One of the group’s most effective outreach campaigns was their “Faces of Displacement” series, which featured photographs of Penn students holding up signs that stated, “We refuse to be complicit” followed by personal accounts of their connection to displacement. Of the 14 individuals photographed, four specifically mentioned Palestinians, including an LGBT student who denounced Israeli “pinkwashing,” which is the theory that Israel tries to showcase its progressive record on LGBT issues as a way to whitewash its policies towards Palestinians.
The only other topic mentioned more frequently in the series was the “gentrification” of West Philadelphia – which was not listed as one of PDD’s delineated issues, and would not be addressed by divesting from the listed corporations – illuminating the group’s ability to galvanize support from the larger community.
ANTI-SEMITIC INCIDENTS ON CAMPUS
While it is important not to conflate anti-Semitism with every incident of anti-Israel activity, the rise in anti-Israel events on college campuses contributes to what some students experience as a hostile campus environment.
While most incidents of anti-Semitism on campus are unrelated to anti-Israel activity, sometimes anti-Israel activity does cross the line to anti-Semitism. The clearest example of this is the March 2015 incident involving the student at U.C.L.A., Rachel Beyda, who was subjected to discriminatory questioning about her fitness to serve as a member of a student board because she was Jewish. It turns out the students who raised questions were active proponents of the BDS campaign on the U.C.L.A. campus.
Other examples of anti-Semitic incidents on campus in the 2014-15 academic year include:
ADL tracks anti-Semitic incidents, including those on campus in the annual Audit of Anti-Semitic Incidents. While data collection is not yet complete for the 2015 calendar year, ADL reported a total of 47 anti-Semitic incidents on 43 different college campuses in 2014, compared with 37 such incidents in 2013. While there has been an overall decline in recent years, this represents a 27 percent increase from 2013, or nearly one incident per week. These statistics only represent what is reported to ADL. Many other incidents still go unreported.

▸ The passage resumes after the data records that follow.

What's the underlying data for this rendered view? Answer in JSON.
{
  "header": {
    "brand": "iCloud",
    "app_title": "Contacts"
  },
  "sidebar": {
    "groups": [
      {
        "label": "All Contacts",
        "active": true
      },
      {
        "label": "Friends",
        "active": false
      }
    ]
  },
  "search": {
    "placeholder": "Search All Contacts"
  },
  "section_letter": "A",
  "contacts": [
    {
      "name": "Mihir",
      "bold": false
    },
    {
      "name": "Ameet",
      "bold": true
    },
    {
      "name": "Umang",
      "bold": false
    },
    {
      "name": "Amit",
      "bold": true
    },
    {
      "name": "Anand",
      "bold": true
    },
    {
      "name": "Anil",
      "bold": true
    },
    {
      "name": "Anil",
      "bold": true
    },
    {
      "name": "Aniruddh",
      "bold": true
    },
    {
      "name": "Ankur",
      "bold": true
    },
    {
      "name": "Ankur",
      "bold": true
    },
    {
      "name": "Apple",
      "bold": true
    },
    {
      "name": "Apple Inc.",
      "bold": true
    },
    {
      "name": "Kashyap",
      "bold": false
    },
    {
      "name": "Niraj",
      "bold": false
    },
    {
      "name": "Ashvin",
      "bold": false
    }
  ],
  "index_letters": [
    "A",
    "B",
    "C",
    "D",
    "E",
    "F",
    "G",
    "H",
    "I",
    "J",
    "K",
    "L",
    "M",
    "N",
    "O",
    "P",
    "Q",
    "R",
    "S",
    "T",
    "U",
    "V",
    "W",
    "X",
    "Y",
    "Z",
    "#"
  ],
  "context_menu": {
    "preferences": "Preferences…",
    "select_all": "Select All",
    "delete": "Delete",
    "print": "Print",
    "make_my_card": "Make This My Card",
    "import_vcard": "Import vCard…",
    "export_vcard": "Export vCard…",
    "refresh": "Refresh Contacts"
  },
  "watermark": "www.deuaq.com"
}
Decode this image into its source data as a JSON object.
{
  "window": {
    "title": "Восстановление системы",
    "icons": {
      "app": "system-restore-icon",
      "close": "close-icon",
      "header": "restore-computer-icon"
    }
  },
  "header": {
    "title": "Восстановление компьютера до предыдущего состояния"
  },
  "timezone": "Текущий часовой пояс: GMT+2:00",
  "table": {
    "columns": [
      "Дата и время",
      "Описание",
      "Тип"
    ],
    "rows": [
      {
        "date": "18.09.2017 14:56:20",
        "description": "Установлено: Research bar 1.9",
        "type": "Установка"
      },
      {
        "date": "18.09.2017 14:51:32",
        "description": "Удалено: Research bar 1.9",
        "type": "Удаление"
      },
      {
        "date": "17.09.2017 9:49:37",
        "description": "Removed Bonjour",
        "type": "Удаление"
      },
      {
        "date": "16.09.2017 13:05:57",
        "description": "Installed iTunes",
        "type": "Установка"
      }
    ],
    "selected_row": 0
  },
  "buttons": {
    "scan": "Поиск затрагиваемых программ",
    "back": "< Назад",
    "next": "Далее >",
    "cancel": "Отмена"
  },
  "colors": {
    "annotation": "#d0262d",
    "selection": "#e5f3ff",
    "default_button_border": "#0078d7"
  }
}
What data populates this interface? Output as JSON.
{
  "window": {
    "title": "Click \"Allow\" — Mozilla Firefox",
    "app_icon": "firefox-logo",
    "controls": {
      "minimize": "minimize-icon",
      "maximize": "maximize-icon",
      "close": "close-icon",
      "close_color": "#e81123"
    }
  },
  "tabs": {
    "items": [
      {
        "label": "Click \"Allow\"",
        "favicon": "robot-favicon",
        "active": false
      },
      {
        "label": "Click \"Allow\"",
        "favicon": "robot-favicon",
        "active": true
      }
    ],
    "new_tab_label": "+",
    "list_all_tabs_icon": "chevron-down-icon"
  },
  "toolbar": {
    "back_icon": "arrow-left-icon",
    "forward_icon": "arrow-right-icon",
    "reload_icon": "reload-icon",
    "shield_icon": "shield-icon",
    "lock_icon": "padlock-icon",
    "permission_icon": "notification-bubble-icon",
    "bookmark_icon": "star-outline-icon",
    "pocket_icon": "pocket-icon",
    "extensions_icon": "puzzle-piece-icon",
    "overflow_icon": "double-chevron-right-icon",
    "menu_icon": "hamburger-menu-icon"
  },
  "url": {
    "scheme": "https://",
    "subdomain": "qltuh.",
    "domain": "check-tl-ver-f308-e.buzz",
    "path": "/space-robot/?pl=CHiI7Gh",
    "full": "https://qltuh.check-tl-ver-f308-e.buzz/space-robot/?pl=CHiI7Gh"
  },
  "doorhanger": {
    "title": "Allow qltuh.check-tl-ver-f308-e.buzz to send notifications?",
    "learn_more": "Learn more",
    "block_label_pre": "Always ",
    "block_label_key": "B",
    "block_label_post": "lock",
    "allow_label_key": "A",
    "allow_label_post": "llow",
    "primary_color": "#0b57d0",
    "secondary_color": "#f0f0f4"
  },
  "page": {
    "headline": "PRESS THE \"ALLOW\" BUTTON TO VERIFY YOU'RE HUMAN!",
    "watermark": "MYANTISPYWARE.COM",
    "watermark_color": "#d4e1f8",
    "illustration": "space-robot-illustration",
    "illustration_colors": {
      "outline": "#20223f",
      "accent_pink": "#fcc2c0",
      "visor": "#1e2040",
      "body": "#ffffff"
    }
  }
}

While such incidents are certainly disturbing, it is important to note that these incidents are relatively rare, and the vast majority of Jewish students report feeling safe on their campuses. When such incidents do occur, they are generally condemned by administrators and the wider campus communities at their respective colleges.